Nursing practice alert: Update on new law banning mandatory overtime
From the Massachusetts Nurse Newsletter
July/August 2013 Edition
Last August, Gov. Deval Patrick signed into law a health care payment reform bill that includes a ban on mandatory overtime proposed by the MNA/NNU. That provision prohibits hospitals from requiring a nurse to work beyond her regularly scheduled shift except in the case of an emergency situation where the safety of the patient requires its use and when there is no reasonable alternative.
This summer, the Massachusetts Health Policy Commission completed long-awaited guidelines, which define what constitutes an emergency situation for purposes of allowing mandatory overtime. Consistent with the MNA/NNU and the Legislature’s intent, the Health Policy Commission made clear in its statement of goals for the emergency guidelines that the law and the new guidelines “prohibit the use of mandatory overtime as a staffing strategy.”
The guidelines achieve the MNA/NNU goal by allowing administrators to use mandatory overtime only in rare and specific circumstances, including:
- Cases of municipal, state or national emergencies
- In the wake of major catastrophic events, such as the Marathon bombing, major storm or act of terrorism; or a major internal hospital disaster, such as a power outage, riot or building collapse
- The guidelines clearly prohibit declaration of an emergency due to day-to-day hospital operations and prohibit mandatory overtime as a result of understaffing of nurses, sick calls, the flu season and leaves of absence
The guidelines also require hospitals to provide reasonable alternatives to the use of mandatory overtime by utilizing float pools, per diems, and the posting of full schedules up to four weeks out.
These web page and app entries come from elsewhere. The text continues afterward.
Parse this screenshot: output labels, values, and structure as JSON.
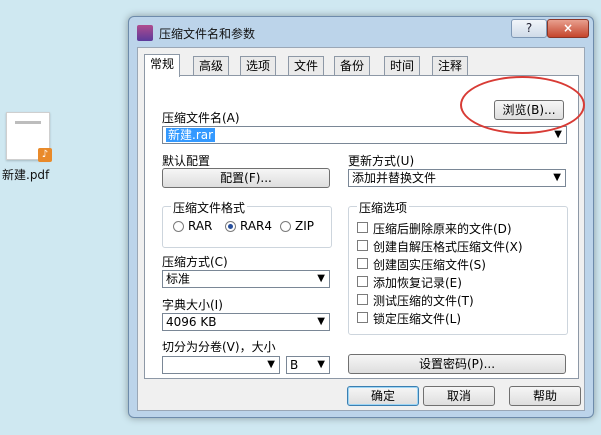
{
  "desktop": {
    "file_label": "新建.pdf"
  },
  "window": {
    "title": "压缩文件名和参数",
    "help": "?",
    "close": "×"
  },
  "tabs": [
    "常规",
    "高级",
    "选项",
    "文件",
    "备份",
    "时间",
    "注释"
  ],
  "archive": {
    "name_label": "压缩文件名(A)",
    "name_value": "新建.rar",
    "browse_label": "浏览(B)..."
  },
  "default_config": {
    "label": "默认配置",
    "button": "配置(F)..."
  },
  "update_mode": {
    "label": "更新方式(U)",
    "value": "添加并替换文件"
  },
  "format_group": {
    "title": "压缩文件格式",
    "options": [
      "RAR",
      "RAR4",
      "ZIP"
    ],
    "selected": "RAR4"
  },
  "compression": {
    "label": "压缩方式(C)",
    "value": "标准"
  },
  "dictionary": {
    "label": "字典大小(I)",
    "value": "4096 KB"
  },
  "split": {
    "label": "切分为分卷(V)，大小",
    "value": "",
    "unit": "B"
  },
  "options_group": {
    "title": "压缩选项",
    "items": [
      "压缩后删除原来的文件(D)",
      "创建自解压格式压缩文件(X)",
      "创建固实压缩文件(S)",
      "添加恢复记录(E)",
      "测试压缩的文件(T)",
      "锁定压缩文件(L)"
    ]
  },
  "password_button": "设置密码(P)...",
  "footer": {
    "ok": "确定",
    "cancel": "取消",
    "help": "帮助"
  },
  "dropdown_arrow": "▼"
}
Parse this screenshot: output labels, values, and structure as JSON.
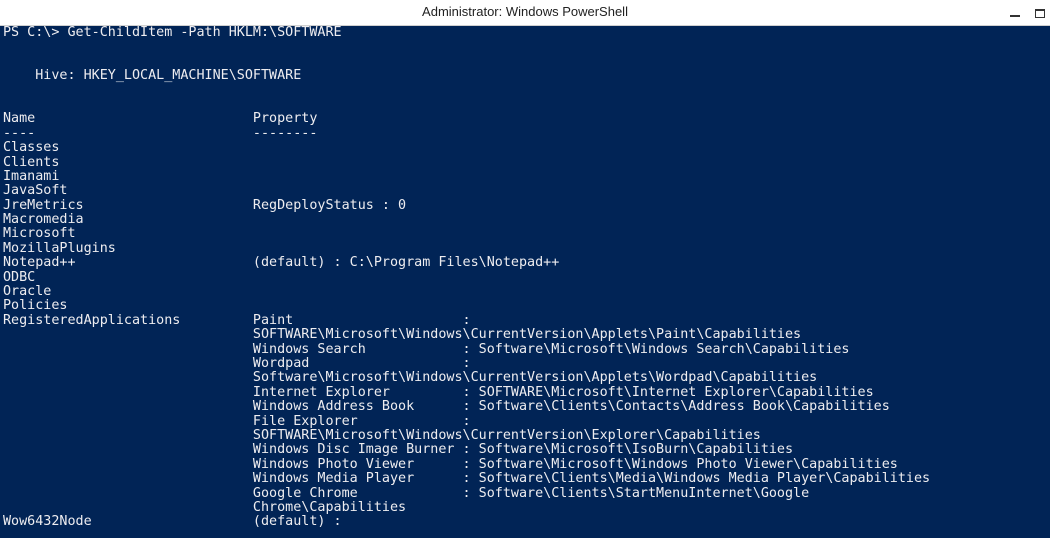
{
  "window": {
    "title": "Administrator: Windows PowerShell"
  },
  "colors": {
    "console_background": "#012456",
    "console_text": "#EEEDF0",
    "titlebar_background": "#FFFFFF"
  },
  "icons": {
    "minimize": "minimize-icon",
    "maximize": "maximize-icon"
  },
  "console": {
    "lines": [
      "PS C:\\> Get-ChildItem -Path HKLM:\\SOFTWARE",
      "",
      "",
      "    Hive: HKEY_LOCAL_MACHINE\\SOFTWARE",
      "",
      "",
      "Name                           Property",
      "----                           --------",
      "Classes",
      "Clients",
      "Imanami",
      "JavaSoft",
      "JreMetrics                     RegDeployStatus : 0",
      "Macromedia",
      "Microsoft",
      "MozillaPlugins",
      "Notepad++                      (default) : C:\\Program Files\\Notepad++",
      "ODBC",
      "Oracle",
      "Policies",
      "RegisteredApplications         Paint                     :",
      "                               SOFTWARE\\Microsoft\\Windows\\CurrentVersion\\Applets\\Paint\\Capabilities",
      "                               Windows Search            : Software\\Microsoft\\Windows Search\\Capabilities",
      "                               Wordpad                   :",
      "                               Software\\Microsoft\\Windows\\CurrentVersion\\Applets\\Wordpad\\Capabilities",
      "                               Internet Explorer         : SOFTWARE\\Microsoft\\Internet Explorer\\Capabilities",
      "                               Windows Address Book      : Software\\Clients\\Contacts\\Address Book\\Capabilities",
      "                               File Explorer             :",
      "                               SOFTWARE\\Microsoft\\Windows\\CurrentVersion\\Explorer\\Capabilities",
      "                               Windows Disc Image Burner : Software\\Microsoft\\IsoBurn\\Capabilities",
      "                               Windows Photo Viewer      : Software\\Microsoft\\Windows Photo Viewer\\Capabilities",
      "                               Windows Media Player      : Software\\Clients\\Media\\Windows Media Player\\Capabilities",
      "                               Google Chrome             : Software\\Clients\\StartMenuInternet\\Google",
      "                               Chrome\\Capabilities",
      "Wow6432Node                    (default) :"
    ]
  }
}
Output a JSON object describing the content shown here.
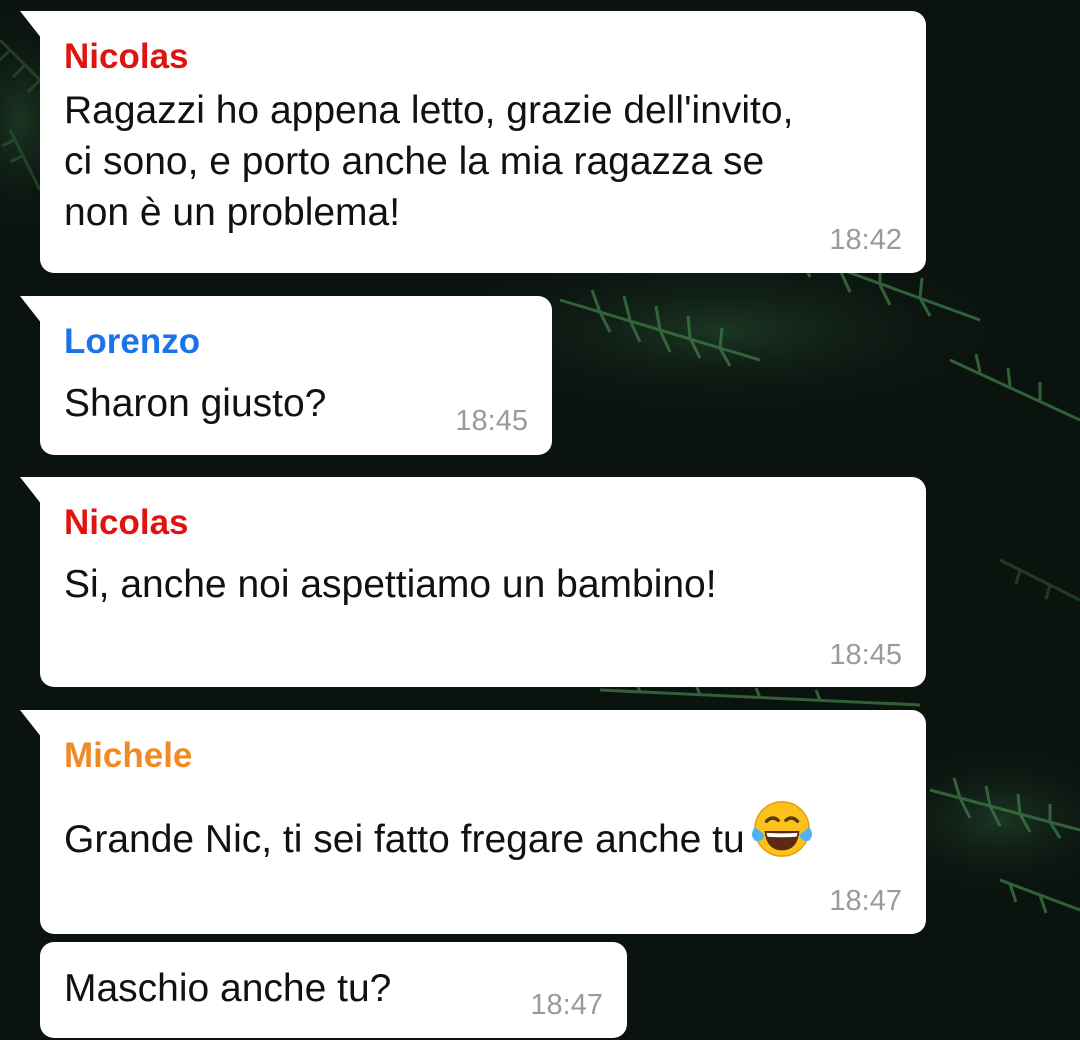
{
  "messages": [
    {
      "sender": "Nicolas",
      "sender_color": "#e0140f",
      "lines": [
        "Ragazzi ho appena letto, grazie dell'invito,",
        "ci sono, e porto anche la mia ragazza se",
        "non è un problema!"
      ],
      "time": "18:42"
    },
    {
      "sender": "Lorenzo",
      "sender_color": "#1a73e8",
      "lines": [
        "Sharon giusto?"
      ],
      "time": "18:45"
    },
    {
      "sender": "Nicolas",
      "sender_color": "#e0140f",
      "lines": [
        "Si, anche noi aspettiamo un bambino!"
      ],
      "time": "18:45"
    },
    {
      "sender": "Michele",
      "sender_color": "#f08a24",
      "lines": [
        "Grande Nic, ti sei fatto fregare anche tu"
      ],
      "emoji": "face-with-tears-of-joy",
      "time": "18:47"
    },
    {
      "lines": [
        "Maschio anche tu?"
      ],
      "time": "18:47"
    }
  ]
}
Finally, the guidelines provide for ongoing monitoring of the industry’s compliance with the new rules, and the opportunity to revisit the guidelines if they are being abused.